- _Record set_:
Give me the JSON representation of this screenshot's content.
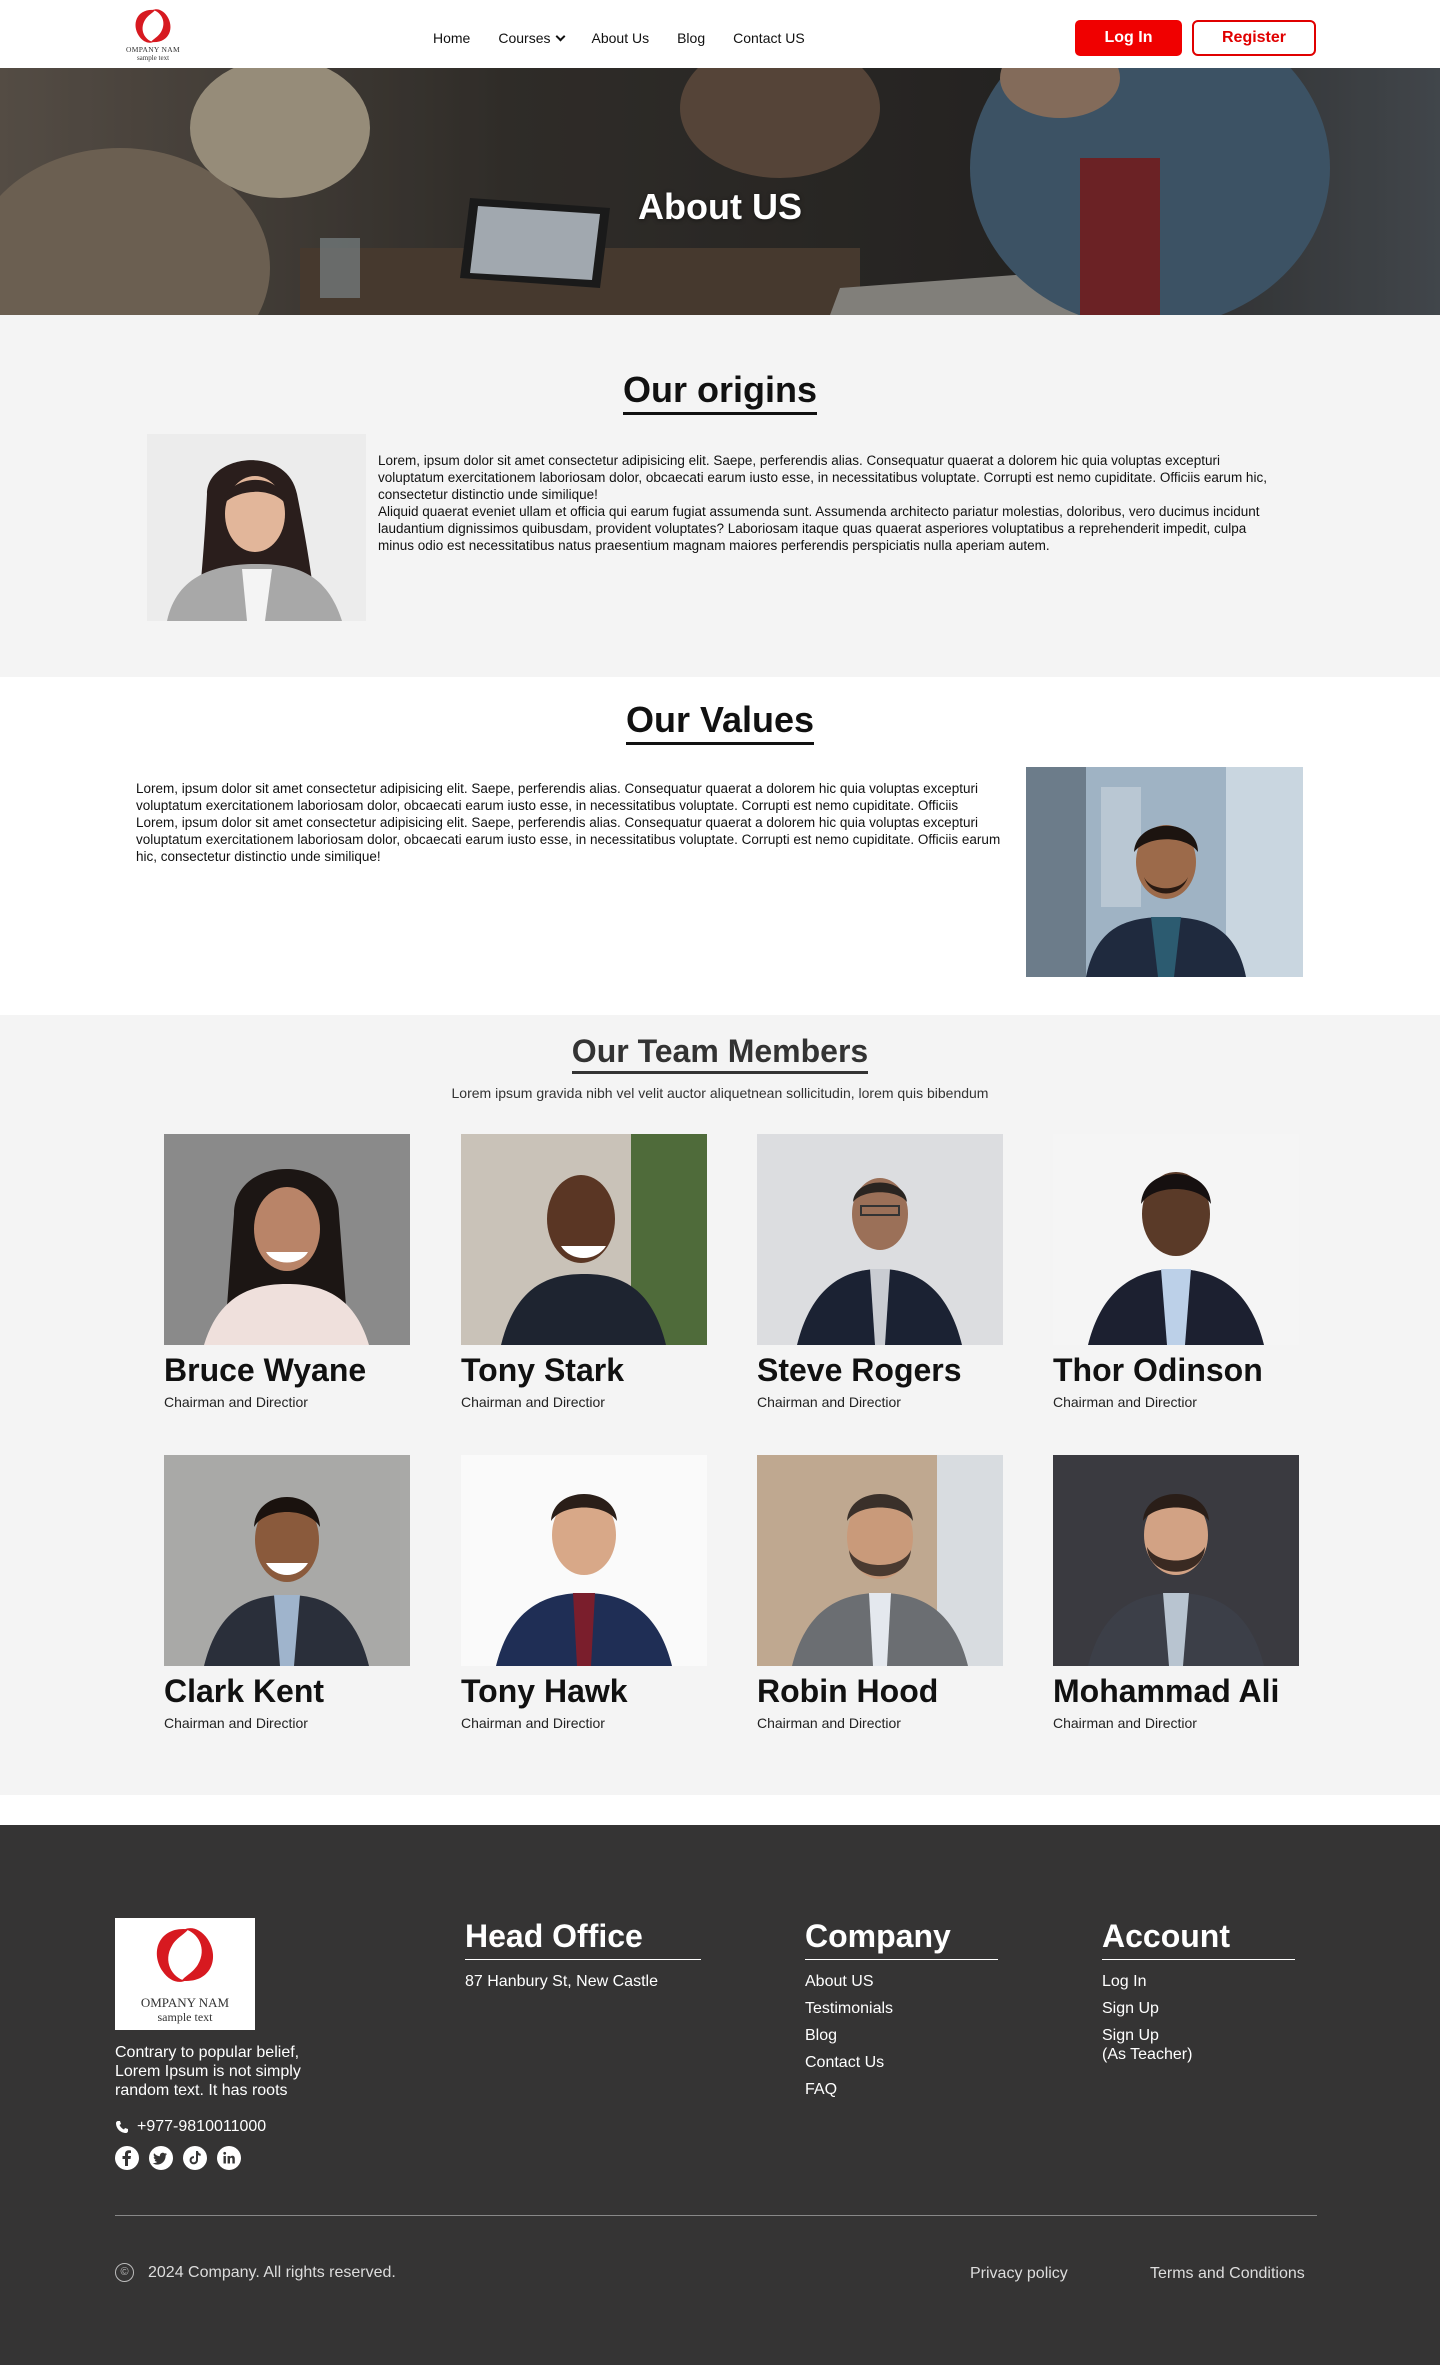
{
  "nav": {
    "logo_line1": "OMPANY NAM",
    "logo_line2": "sample text",
    "menu": [
      "Home",
      "Courses",
      "About Us",
      "Blog",
      "Contact US"
    ],
    "login": "Log In",
    "register": "Register"
  },
  "hero": {
    "title": "About US"
  },
  "origins": {
    "title": "Our origins",
    "p1": "Lorem, ipsum dolor sit amet consectetur adipisicing elit. Saepe, perferendis alias. Consequatur quaerat a dolorem hic quia voluptas excepturi voluptatum exercitationem laboriosam dolor, obcaecati earum iusto esse, in necessitatibus voluptate. Corrupti est nemo cupiditate. Officiis earum hic, consectetur distinctio unde similique!",
    "p2": "Aliquid quaerat eveniet ullam et officia qui earum fugiat assumenda sunt. Assumenda architecto pariatur molestias, doloribus, vero ducimus incidunt laudantium dignissimos quibusdam, provident voluptates? Laboriosam itaque quas quaerat asperiores voluptatibus a reprehenderit impedit, culpa minus odio est necessitatibus natus praesentium magnam maiores perferendis perspiciatis nulla aperiam autem."
  },
  "values": {
    "title": "Our Values",
    "p1": "Lorem, ipsum dolor sit amet consectetur adipisicing elit. Saepe, perferendis alias. Consequatur quaerat a dolorem hic quia voluptas excepturi voluptatum exercitationem laboriosam dolor, obcaecati earum iusto esse, in necessitatibus voluptate. Corrupti est nemo cupiditate. Officiis",
    "p2": "Lorem, ipsum dolor sit amet consectetur adipisicing elit. Saepe, perferendis alias. Consequatur quaerat a dolorem hic quia voluptas excepturi voluptatum exercitationem laboriosam dolor, obcaecati earum iusto esse, in necessitatibus voluptate. Corrupti est nemo cupiditate. Officiis earum hic, consectetur distinctio unde similique!"
  },
  "team": {
    "title": "Our Team Members",
    "subtitle": "Lorem ipsum gravida nibh vel velit auctor aliquetnean sollicitudin, lorem quis bibendum",
    "members": [
      {
        "name": "Bruce Wyane",
        "role": "Chairman and Directior"
      },
      {
        "name": "Tony Stark",
        "role": "Chairman and Directior"
      },
      {
        "name": "Steve Rogers",
        "role": "Chairman and Directior"
      },
      {
        "name": "Thor Odinson",
        "role": "Chairman and Directior"
      },
      {
        "name": "Clark Kent",
        "role": "Chairman and Directior"
      },
      {
        "name": "Tony Hawk",
        "role": "Chairman and Directior"
      },
      {
        "name": "Robin Hood",
        "role": "Chairman and Directior"
      },
      {
        "name": "Mohammad Ali",
        "role": "Chairman and Directior"
      }
    ]
  },
  "footer": {
    "logo_line1": "OMPANY NAM",
    "logo_line2": "sample text",
    "about": "Contrary to popular belief, Lorem Ipsum is not simply random text. It has roots",
    "phone": "+977-9810011000",
    "social_icons": [
      "facebook-icon",
      "twitter-icon",
      "tiktok-icon",
      "linkedin-icon"
    ],
    "head_office": {
      "title": "Head Office",
      "address": "87 Hanbury St, New Castle"
    },
    "company": {
      "title": "Company",
      "links": [
        "About US",
        "Testimonials",
        "Blog",
        "Contact Us",
        "FAQ"
      ]
    },
    "account": {
      "title": "Account",
      "links": [
        "Log In",
        "Sign Up"
      ],
      "teacher_line1": "Sign Up",
      "teacher_line2": "(As Teacher)"
    },
    "copyright": "2024 Company. All rights reserved.",
    "privacy": "Privacy policy",
    "terms": "Terms and Conditions"
  },
  "colors": {
    "brand_red": "#f00000",
    "footer_bg": "#353434",
    "section_gray": "#f4f4f4"
  }
}
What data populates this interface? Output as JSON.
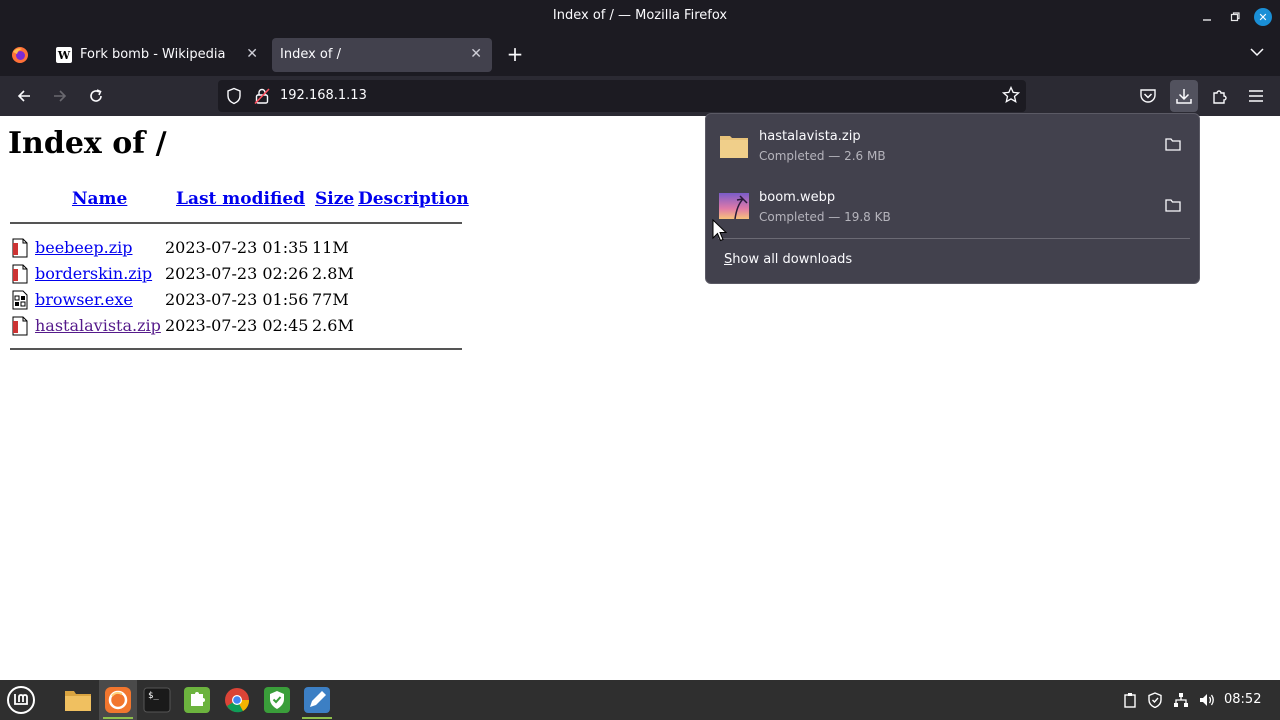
{
  "window": {
    "title": "Index of / — Mozilla Firefox"
  },
  "tabs": [
    {
      "label": "Fork bomb - Wikipedia",
      "favicon": "W"
    },
    {
      "label": "Index of /"
    }
  ],
  "urlbar": {
    "url": "192.168.1.13"
  },
  "page": {
    "heading": "Index of /",
    "columns": [
      "Name",
      "Last modified",
      "Size",
      "Description"
    ],
    "rows": [
      {
        "name": "beebeep.zip",
        "modified": "2023-07-23 01:35",
        "size": "11M",
        "icon": "compressed-icon"
      },
      {
        "name": "borderskin.zip",
        "modified": "2023-07-23 02:26",
        "size": "2.8M",
        "icon": "compressed-icon"
      },
      {
        "name": "browser.exe",
        "modified": "2023-07-23 01:56",
        "size": "77M",
        "icon": "binary-icon"
      },
      {
        "name": "hastalavista.zip",
        "modified": "2023-07-23 02:45",
        "size": "2.6M",
        "icon": "compressed-icon"
      }
    ]
  },
  "downloads": {
    "items": [
      {
        "filename": "hastalavista.zip",
        "status": "Completed — 2.6 MB"
      },
      {
        "filename": "boom.webp",
        "status": "Completed — 19.8 KB"
      }
    ],
    "show_all_prefix": "S",
    "show_all_rest": "how all downloads"
  },
  "taskbar": {
    "clock": "08:52"
  },
  "colors": {
    "link": "#0000ee",
    "visited": "#551a8b",
    "panel": "#42414d",
    "accent": "#1a8fd6"
  }
}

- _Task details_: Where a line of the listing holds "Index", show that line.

- _Your response_:
    "title": "Index of / — Mozilla Firefox"
      "label": "Index of /"
    "heading": "Index of /",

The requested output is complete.